Dossey is the superintendent at Jonesboro Independent School District, a compound of three low, pale-brick buildings sandwiched between broad oak trees in the back and a horse pasture across the road up front. Jonesboro is a tiny community nestled in the rolling Texas scrubland 110 miles north of Austin, but aside from the schools, a post office and two churches, there’s little to suggest a town.
In January, the district adopted a policy of arming a select group of staff members with concealed weapons as a deterrent and defense against a potential school shooter. Jonesboro straddles the border between Coryell and Hamilton counties, and it’s more than 15 miles to the nearest sheriff’s department. The town is unincorporated, so it has no government and no police. If someone were to attack the school, Dossey said, no one’s coming to protect the kids — not quickly, anyway.
Dossey was standing inside the complex’s cafeteria, decorated with paper cutouts of a scarecrow and a map of Texas. The district was hosting an annual pre-holiday Thanksgiving dinner, when parents join their kids for a school lunch of turkey and stuffing served on sectioned plastic trays. Elementary school students were motoring around the room, which has two sets of doors leading outside. One of them sits loose on its hinges so it doesn’t close without a nudge. While there’s no law enforcement presence to speak of, Dossey, who hadn’t taken off his vest, said the new policy adds a layer of security that most everyone in town is happy with.
“If somebody walked in that door and opened fire,” he said, “we would have a chance.”
In the year since Adam Lanza killed 20 children and six adults at Sandy Hook Elementary School in Newtown, Conn., last December, school districts and state governments have feverishly searched for ways to protect their students. State legislators introduced hundreds of pieces of legislation on school safety. Many called for arming more security guards or, like a law passed in Texas, for arming teachers. Others tightened laws meant to keep guns out of schools. Across the country, parents and government officials struggled with the same question — Are our schools safe enough? — but reacted with what at times seemed nearly opposite responses.
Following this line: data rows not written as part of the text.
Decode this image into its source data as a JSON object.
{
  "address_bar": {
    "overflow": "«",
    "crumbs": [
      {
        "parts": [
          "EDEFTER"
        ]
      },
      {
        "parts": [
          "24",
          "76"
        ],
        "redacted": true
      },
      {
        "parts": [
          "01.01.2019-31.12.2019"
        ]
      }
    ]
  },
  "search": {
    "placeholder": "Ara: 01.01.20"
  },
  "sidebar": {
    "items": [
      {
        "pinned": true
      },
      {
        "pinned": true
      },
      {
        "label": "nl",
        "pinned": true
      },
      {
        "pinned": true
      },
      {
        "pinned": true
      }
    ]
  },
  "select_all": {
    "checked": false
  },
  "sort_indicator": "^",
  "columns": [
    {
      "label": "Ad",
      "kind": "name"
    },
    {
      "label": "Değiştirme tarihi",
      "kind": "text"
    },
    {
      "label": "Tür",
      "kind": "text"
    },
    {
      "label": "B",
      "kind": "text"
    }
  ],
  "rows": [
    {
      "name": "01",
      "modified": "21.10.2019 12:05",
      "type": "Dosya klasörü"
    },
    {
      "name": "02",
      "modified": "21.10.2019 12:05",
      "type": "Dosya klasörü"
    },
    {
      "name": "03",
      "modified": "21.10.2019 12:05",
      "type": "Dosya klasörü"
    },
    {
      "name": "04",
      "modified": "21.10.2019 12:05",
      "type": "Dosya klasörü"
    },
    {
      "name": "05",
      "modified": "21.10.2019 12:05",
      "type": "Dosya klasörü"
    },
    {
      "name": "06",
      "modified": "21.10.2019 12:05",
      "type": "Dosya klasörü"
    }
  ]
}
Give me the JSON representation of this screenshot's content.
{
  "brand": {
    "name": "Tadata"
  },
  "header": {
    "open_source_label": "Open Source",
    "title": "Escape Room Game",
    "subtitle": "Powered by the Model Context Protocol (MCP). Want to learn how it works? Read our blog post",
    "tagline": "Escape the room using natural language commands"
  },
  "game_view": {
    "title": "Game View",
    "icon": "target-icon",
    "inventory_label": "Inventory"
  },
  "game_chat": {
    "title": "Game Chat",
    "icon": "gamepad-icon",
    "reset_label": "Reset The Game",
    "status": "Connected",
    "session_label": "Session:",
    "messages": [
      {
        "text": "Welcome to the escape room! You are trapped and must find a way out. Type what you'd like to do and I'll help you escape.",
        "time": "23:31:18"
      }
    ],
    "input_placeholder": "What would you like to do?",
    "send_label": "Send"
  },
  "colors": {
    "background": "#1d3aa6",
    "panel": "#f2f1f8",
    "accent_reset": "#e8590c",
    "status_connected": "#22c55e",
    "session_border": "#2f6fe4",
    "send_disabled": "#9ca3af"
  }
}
Monroe, Conn., for example, took a range of expensive measures in the months following the shooting at Sandy Hook, just nine miles down the road. The town, which spreads out from a village green set between two white-steepled churches, spent hundreds of thousands of dollars upgrading district buildings and hiring school resource officers, town police officers who are posted at the schools full-time. The move is largely in step with what’s happening across the state. The legislature passed a sweeping law in April that included gun controls, such as expanded background checks and a broader assault weapons ban, and mandates for school security. It also funded millions of dollars in infrastructure grants for schools. Any talk of arming teachers quickly fizzled, and the legislature actually tightened the state law on guns in school so that only active or retired law enforcement officers could serve as armed guards.
Texas, on the other hand, has not appropriated any money to school security and is not creating any mandates. Jonesboro is one of about 70 districts that have begun arming staff. This year, the state legislature paved the way for more to join them, passing a bill that created a state-run training program that will allow districts to designate staff members as “school marshals,” an entirely new class of law enforcement (districts must pay the costs).
At first glance, the disparate approaches appear simply to reflect a stereotypical divide between two regions of America with their own closely held views of guns and their place in daily life. But a closer look shows that what’s happened in Jonesboro and Monroe in the year since the tragedy of Sandy Hook also reflects a broader set of beliefs about the role of government, about local control, and perhaps most importantly, about taxes.